I am later reminded of the existence of this article solely because my husband placed it prominently on top of the mountain of literary material which lives on our coffee table (I need my visuals). Much, much later in the day, when two boys are technically in bed for the evening and I am able to enjoy my downtime, I casually pick it up as I wait for Halloween Wars to start on the Food Network. This is a station I frequent in the hopes that I’ll absorb some of the techniques by osmosis, and they’ll translate to my cooking.

So far, they haven’t.

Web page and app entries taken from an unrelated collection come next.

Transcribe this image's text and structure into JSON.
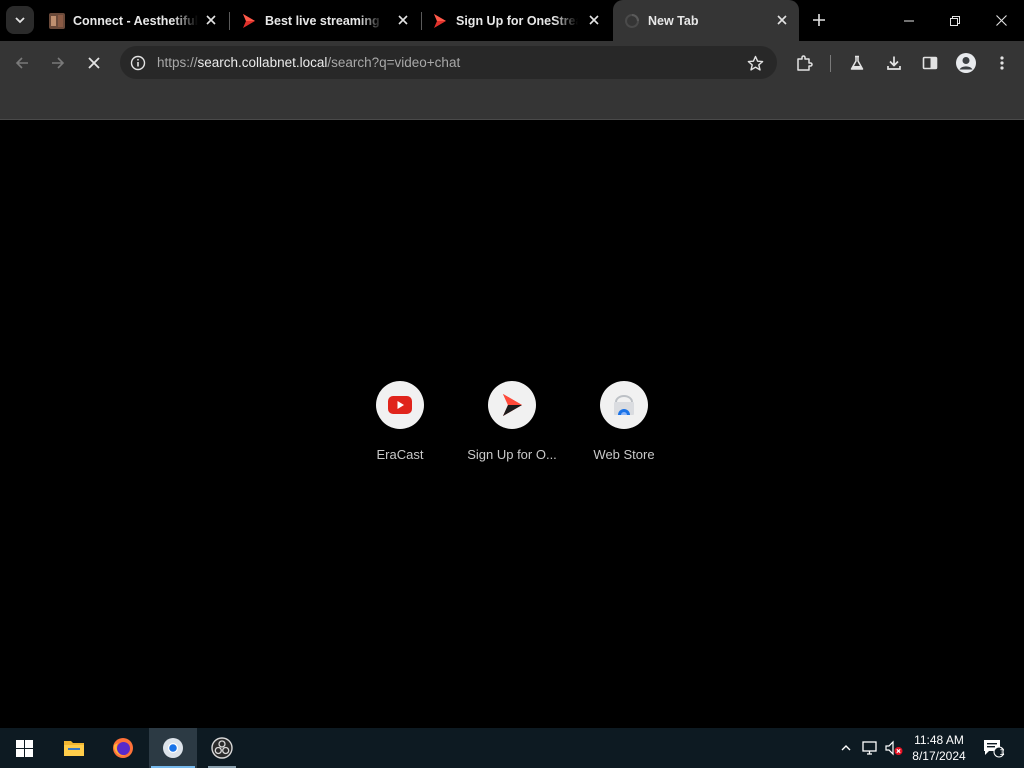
{
  "browser": {
    "tabs": [
      {
        "title": "Connect - Aesthetiful",
        "favicon": "image-thumbnail-icon",
        "active": false
      },
      {
        "title": "Best live streaming pl",
        "favicon": "red-play-icon",
        "active": false
      },
      {
        "title": "Sign Up for OneStream",
        "favicon": "red-play-icon",
        "active": false
      },
      {
        "title": "New Tab",
        "favicon": "loading-spinner-icon",
        "active": true
      }
    ],
    "toolbar": {
      "url_scheme": "https://",
      "url_host": "search.collabnet.local",
      "url_path": "/search?q=video+chat",
      "loading": true
    }
  },
  "new_tab": {
    "shortcuts": [
      {
        "label": "EraCast",
        "icon": "youtube-icon"
      },
      {
        "label": "Sign Up for O...",
        "icon": "red-play-icon"
      },
      {
        "label": "Web Store",
        "icon": "web-store-icon"
      }
    ]
  },
  "taskbar": {
    "apps": [
      {
        "name": "start",
        "icon": "windows-start-icon"
      },
      {
        "name": "file-explorer",
        "icon": "folder-icon"
      },
      {
        "name": "firefox",
        "icon": "firefox-icon"
      },
      {
        "name": "chrome",
        "icon": "chrome-icon",
        "active": true
      },
      {
        "name": "obs",
        "icon": "obs-icon"
      }
    ],
    "clock_time": "11:48 AM",
    "clock_date": "8/17/2024",
    "notification_count": "1"
  },
  "colors": {
    "tab_active_bg": "#353535",
    "toolbar_bg": "#353535",
    "omnibox_bg": "#282828",
    "content_bg": "#000000",
    "taskbar_bg": "#0d1a22",
    "accent": "#76b9ed"
  }
}
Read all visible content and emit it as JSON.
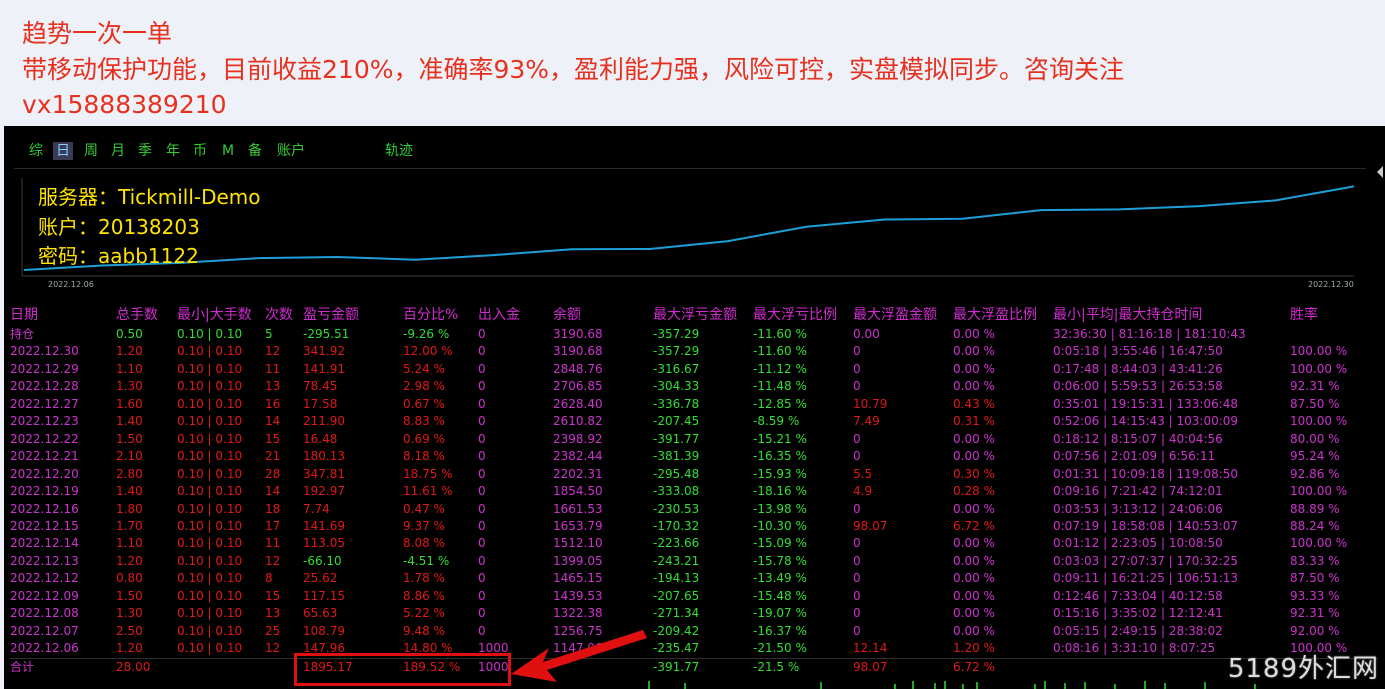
{
  "banner": {
    "line1": "趋势一次一单",
    "line2": "带移动保护功能，目前收益210%，准确率93%，盈利能力强，风险可控，实盘模拟同步。咨询关注",
    "line3": "vx15888389210"
  },
  "tabs": [
    {
      "label": "综",
      "active": false
    },
    {
      "label": "日",
      "active": true
    },
    {
      "label": "周",
      "active": false
    },
    {
      "label": "月",
      "active": false
    },
    {
      "label": "季",
      "active": false
    },
    {
      "label": "年",
      "active": false
    },
    {
      "label": "币",
      "active": false
    },
    {
      "label": "M",
      "active": false
    },
    {
      "label": "备",
      "active": false
    },
    {
      "label": "账户",
      "active": false
    },
    {
      "label": "轨迹",
      "active": false
    }
  ],
  "account": {
    "server": "服务器：Tickmill-Demo",
    "account": "账户：20138203",
    "password": "密码：aabb1122"
  },
  "equity_chart": {
    "start_label": "2022.12.06",
    "end_label": "2022.12.30",
    "line_color": "#1e9fd8",
    "balance_points": [
      1147.96,
      1256.75,
      1322.38,
      1439.53,
      1465.15,
      1399.05,
      1512.1,
      1653.79,
      1661.53,
      1854.5,
      2202.31,
      2382.44,
      2398.92,
      2610.82,
      2628.4,
      2706.85,
      2848.76,
      3190.68
    ]
  },
  "table": {
    "headers": [
      "日期",
      "总手数",
      "最小|大手数",
      "次数",
      "盈亏金额",
      "百分比%",
      "出入金",
      "余额",
      "最大浮亏金额",
      "最大浮亏比例",
      "最大浮盈金额",
      "最大浮盈比例",
      "最小|平均|最大持仓时间",
      "胜率"
    ],
    "holding": {
      "date": "持仓",
      "lots": "0.50",
      "minmax": "0.10 | 0.10",
      "count": "5",
      "pnl": "-295.51",
      "pct": "-9.26 %",
      "inout": "0",
      "balance": "3190.68",
      "maxfl": "-357.29",
      "maxflp": "-11.60 %",
      "maxfp": "0.00",
      "maxfpp": "0.00 %",
      "time": "32:36:30 | 81:16:18 | 181:10:43",
      "win": ""
    },
    "rows": [
      {
        "date": "2022.12.30",
        "lots": "1.20",
        "minmax": "0.10 | 0.10",
        "count": "12",
        "pnl": "341.92",
        "pct": "12.00 %",
        "inout": "0",
        "balance": "3190.68",
        "maxfl": "-357.29",
        "maxflp": "-11.60 %",
        "maxfp": "0",
        "maxfpp": "0.00 %",
        "time": "0:05:18 | 3:55:46 | 16:47:50",
        "win": "100.00 %"
      },
      {
        "date": "2022.12.29",
        "lots": "1.10",
        "minmax": "0.10 | 0.10",
        "count": "11",
        "pnl": "141.91",
        "pct": "5.24 %",
        "inout": "0",
        "balance": "2848.76",
        "maxfl": "-316.67",
        "maxflp": "-11.12 %",
        "maxfp": "0",
        "maxfpp": "0.00 %",
        "time": "0:17:48 | 8:44:03 | 43:41:26",
        "win": "100.00 %"
      },
      {
        "date": "2022.12.28",
        "lots": "1.30",
        "minmax": "0.10 | 0.10",
        "count": "13",
        "pnl": "78.45",
        "pct": "2.98 %",
        "inout": "0",
        "balance": "2706.85",
        "maxfl": "-304.33",
        "maxflp": "-11.48 %",
        "maxfp": "0",
        "maxfpp": "0.00 %",
        "time": "0:06:00 | 5:59:53 | 26:53:58",
        "win": "92.31 %"
      },
      {
        "date": "2022.12.27",
        "lots": "1.60",
        "minmax": "0.10 | 0.10",
        "count": "16",
        "pnl": "17.58",
        "pct": "0.67 %",
        "inout": "0",
        "balance": "2628.40",
        "maxfl": "-336.78",
        "maxflp": "-12.85 %",
        "maxfp": "10.79",
        "maxfpp": "0.43 %",
        "time": "0:35:01 | 19:15:31 | 133:06:48",
        "win": "87.50 %"
      },
      {
        "date": "2022.12.23",
        "lots": "1.40",
        "minmax": "0.10 | 0.10",
        "count": "14",
        "pnl": "211.90",
        "pct": "8.83 %",
        "inout": "0",
        "balance": "2610.82",
        "maxfl": "-207.45",
        "maxflp": "-8.59 %",
        "maxfp": "7.49",
        "maxfpp": "0.31 %",
        "time": "0:52:06 | 14:15:43 | 103:00:09",
        "win": "100.00 %"
      },
      {
        "date": "2022.12.22",
        "lots": "1.50",
        "minmax": "0.10 | 0.10",
        "count": "15",
        "pnl": "16.48",
        "pct": "0.69 %",
        "inout": "0",
        "balance": "2398.92",
        "maxfl": "-391.77",
        "maxflp": "-15.21 %",
        "maxfp": "0",
        "maxfpp": "0.00 %",
        "time": "0:18:12 | 8:15:07 | 40:04:56",
        "win": "80.00 %"
      },
      {
        "date": "2022.12.21",
        "lots": "2.10",
        "minmax": "0.10 | 0.10",
        "count": "21",
        "pnl": "180.13",
        "pct": "8.18 %",
        "inout": "0",
        "balance": "2382.44",
        "maxfl": "-381.39",
        "maxflp": "-16.35 %",
        "maxfp": "0",
        "maxfpp": "0.00 %",
        "time": "0:07:56 | 2:01:09 | 6:56:11",
        "win": "95.24 %"
      },
      {
        "date": "2022.12.20",
        "lots": "2.80",
        "minmax": "0.10 | 0.10",
        "count": "28",
        "pnl": "347.81",
        "pct": "18.75 %",
        "inout": "0",
        "balance": "2202.31",
        "maxfl": "-295.48",
        "maxflp": "-15.93 %",
        "maxfp": "5.5",
        "maxfpp": "0.30 %",
        "time": "0:01:31 | 10:09:18 | 119:08:50",
        "win": "92.86 %"
      },
      {
        "date": "2022.12.19",
        "lots": "1.40",
        "minmax": "0.10 | 0.10",
        "count": "14",
        "pnl": "192.97",
        "pct": "11.61 %",
        "inout": "0",
        "balance": "1854.50",
        "maxfl": "-333.08",
        "maxflp": "-18.16 %",
        "maxfp": "4.9",
        "maxfpp": "0.28 %",
        "time": "0:09:16 | 7:21:42 | 74:12:01",
        "win": "100.00 %"
      },
      {
        "date": "2022.12.16",
        "lots": "1.80",
        "minmax": "0.10 | 0.10",
        "count": "18",
        "pnl": "7.74",
        "pct": "0.47 %",
        "inout": "0",
        "balance": "1661.53",
        "maxfl": "-230.53",
        "maxflp": "-13.98 %",
        "maxfp": "0",
        "maxfpp": "0.00 %",
        "time": "0:03:53 | 3:13:12 | 24:06:06",
        "win": "88.89 %"
      },
      {
        "date": "2022.12.15",
        "lots": "1.70",
        "minmax": "0.10 | 0.10",
        "count": "17",
        "pnl": "141.69",
        "pct": "9.37 %",
        "inout": "0",
        "balance": "1653.79",
        "maxfl": "-170.32",
        "maxflp": "-10.30 %",
        "maxfp": "98.07",
        "maxfpp": "6.72 %",
        "time": "0:07:19 | 18:58:08 | 140:53:07",
        "win": "88.24 %"
      },
      {
        "date": "2022.12.14",
        "lots": "1.10",
        "minmax": "0.10 | 0.10",
        "count": "11",
        "pnl": "113.05",
        "pct": "8.08 %",
        "inout": "0",
        "balance": "1512.10",
        "maxfl": "-223.66",
        "maxflp": "-15.09 %",
        "maxfp": "0",
        "maxfpp": "0.00 %",
        "time": "0:01:12 | 2:23:05 | 10:08:50",
        "win": "100.00 %"
      },
      {
        "date": "2022.12.13",
        "lots": "1.20",
        "minmax": "0.10 | 0.10",
        "count": "12",
        "pnl": "-66.10",
        "pct": "-4.51 %",
        "inout": "0",
        "balance": "1399.05",
        "maxfl": "-243.21",
        "maxflp": "-15.78 %",
        "maxfp": "0",
        "maxfpp": "0.00 %",
        "time": "0:03:03 | 27:07:37 | 170:32:25",
        "win": "83.33 %"
      },
      {
        "date": "2022.12.12",
        "lots": "0.80",
        "minmax": "0.10 | 0.10",
        "count": "8",
        "pnl": "25.62",
        "pct": "1.78 %",
        "inout": "0",
        "balance": "1465.15",
        "maxfl": "-194.13",
        "maxflp": "-13.49 %",
        "maxfp": "0",
        "maxfpp": "0.00 %",
        "time": "0:09:11 | 16:21:25 | 106:51:13",
        "win": "87.50 %"
      },
      {
        "date": "2022.12.09",
        "lots": "1.50",
        "minmax": "0.10 | 0.10",
        "count": "15",
        "pnl": "117.15",
        "pct": "8.86 %",
        "inout": "0",
        "balance": "1439.53",
        "maxfl": "-207.65",
        "maxflp": "-15.48 %",
        "maxfp": "0",
        "maxfpp": "0.00 %",
        "time": "0:12:46 | 7:33:04 | 40:12:58",
        "win": "93.33 %"
      },
      {
        "date": "2022.12.08",
        "lots": "1.30",
        "minmax": "0.10 | 0.10",
        "count": "13",
        "pnl": "65.63",
        "pct": "5.22 %",
        "inout": "0",
        "balance": "1322.38",
        "maxfl": "-271.34",
        "maxflp": "-19.07 %",
        "maxfp": "0",
        "maxfpp": "0.00 %",
        "time": "0:15:16 | 3:35:02 | 12:12:41",
        "win": "92.31 %"
      },
      {
        "date": "2022.12.07",
        "lots": "2.50",
        "minmax": "0.10 | 0.10",
        "count": "25",
        "pnl": "108.79",
        "pct": "9.48 %",
        "inout": "0",
        "balance": "1256.75",
        "maxfl": "-209.42",
        "maxflp": "-16.37 %",
        "maxfp": "0",
        "maxfpp": "0.00 %",
        "time": "0:05:15 | 2:49:15 | 28:38:02",
        "win": "92.00 %"
      },
      {
        "date": "2022.12.06",
        "lots": "1.20",
        "minmax": "0.10 | 0.10",
        "count": "12",
        "pnl": "147.96",
        "pct": "14.80 %",
        "inout": "1000",
        "balance": "1147.96",
        "maxfl": "-235.47",
        "maxflp": "-21.50 %",
        "maxfp": "12.14",
        "maxfpp": "1.20 %",
        "time": "0:08:16 | 3:31:10 | 8:07:25",
        "win": "100.00 %"
      }
    ],
    "total": {
      "date": "合计",
      "lots": "28.00",
      "minmax": "",
      "count": "",
      "pnl": "1895.17",
      "pct": "189.52 %",
      "inout": "1000",
      "balance": "",
      "maxfl": "-391.77",
      "maxflp": "-21.5 %",
      "maxfp": "98.07",
      "maxfpp": "6.72 %",
      "time": "",
      "win": ""
    }
  },
  "watermark": "5189外汇网"
}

The title of the article from the Asbury Park Press is “Success at hiring autistic adults”, which immediately perks me up from my post-four-days-with-child haze. Along with what I like to call my “reach dreams” (adequate Early Intervention and school-age autism programs in every state, insurance coverage, and safe and appropriate housing for all), is this wish. That each adult with autism who is capable of holding a job, no matter where they fall on the spectrum, will one day be employed.

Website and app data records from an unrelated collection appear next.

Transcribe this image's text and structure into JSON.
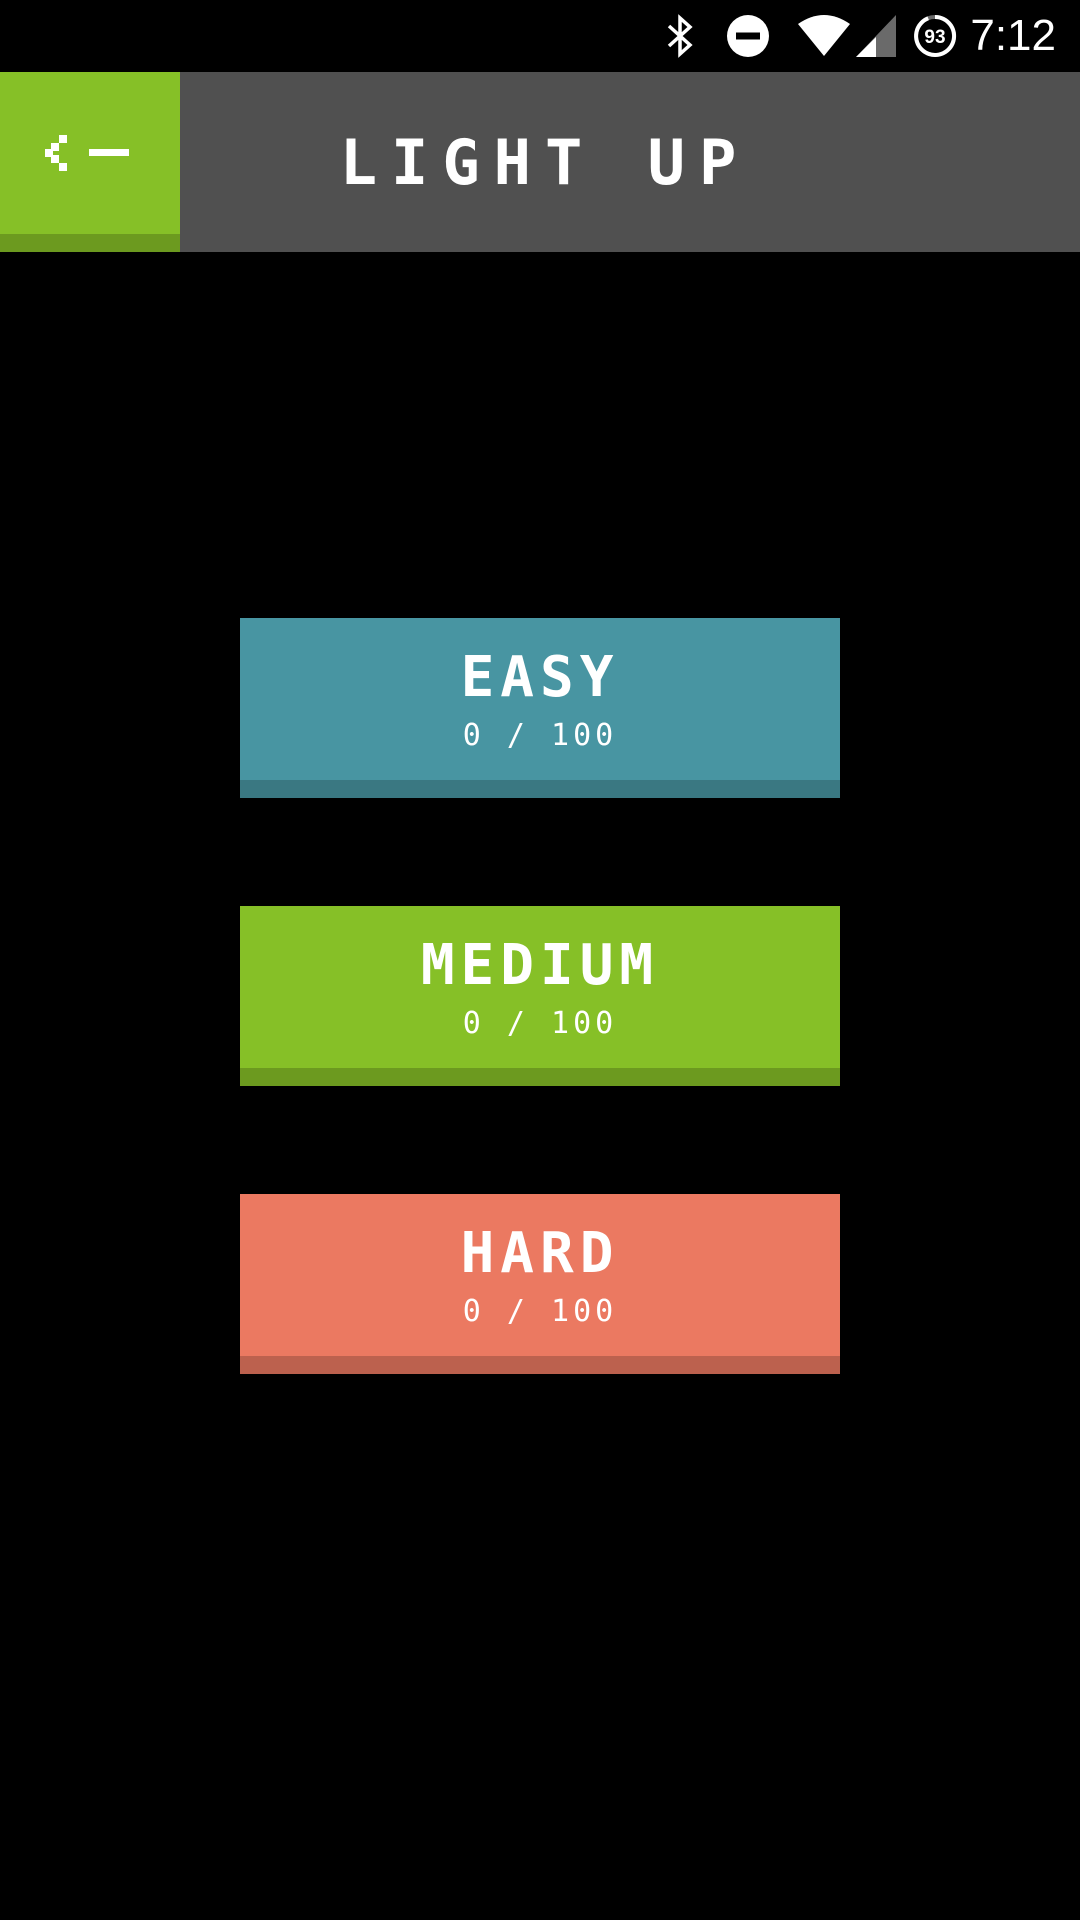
{
  "status_bar": {
    "time": "7:12",
    "battery_level": "93",
    "icons": [
      "bluetooth-icon",
      "do-not-disturb-icon",
      "wifi-icon",
      "cellular-signal-icon",
      "battery-icon"
    ]
  },
  "app_bar": {
    "back_label": "<-",
    "title": "LIGHT UP",
    "colors": {
      "bar": "#505050",
      "back": "#86c027"
    }
  },
  "levels": [
    {
      "label": "EASY",
      "progress": "0 / 100",
      "completed": 0,
      "total": 100,
      "color": "#4895a2"
    },
    {
      "label": "MEDIUM",
      "progress": "0 / 100",
      "completed": 0,
      "total": 100,
      "color": "#86c027"
    },
    {
      "label": "HARD",
      "progress": "0 / 100",
      "completed": 0,
      "total": 100,
      "color": "#eb7961"
    }
  ]
}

And Aspiritech, a nonprofit in Highland Park, Illinois, is just one more company working toward making a dream come true for these adults.

The article highlights several of the employees, Brian Tozzo, Jamie Specht, Rider Hallenstein, and Rick Alexander, four young men with Asperger’s syndrome. It turns out that some of the unique characteristics common to this type of autism, such as a facility with retaining detail coupled with a desire for repetition, make these particular employees incredibly skilled with computers. According to Dan Tedesco of a Connecticut-based company which used Aspiritech to test one of their iPhone apps, the workers there “exceeded my expectations”. He later goes on to say in the piece that the workers at Aspiritech had a “pride in their product you don’t usually see in this type of work.”

Apparently there are eight other clients just as pleased with Aspiritech’s work, which is a wonderful start.

The article later goes on to state that the company, founded by Moshe and Brenda Weitzberg, was founded after their son Oran, now thirty-two and a young man with Asperger’s, was fired from a grocery-bagging job. The Weitzbergs modeled their company after an organization called “Specialisterne”, or “the Specialists”, a Danish company which also hires employees with autism as their software testers. One of the testers at Aspiritech, Katie Levin, thirty-five, was not even diagnosed with the syndrome until she was an adult, was instead herself labeled as mentally ill as a child. I can only imagine what this job, and being part of this community, must mean to her.

Just reading about the existence of this company, when I think about Justin’s future and my desire for him to have a job he enjoys, holds great meaning for me.

The article is a quick read, and I put it down as the witching hour looms on cable, and edible haunted houses await me. This is just one more trickle in a rush of good fortune to befall the autism community lately, with states like California approving a bill which requires coverage of autism treatments until their federal health care law can be implemented, or (and my personal favorite) the passage of CARA. There are many more drops in our recent waterfall, too many to list here, or this would be the longest post EVER (and all of you have just so much time on your hands).

So here’s hoping that Aspiritech, and more companies like it, continue to make a splash.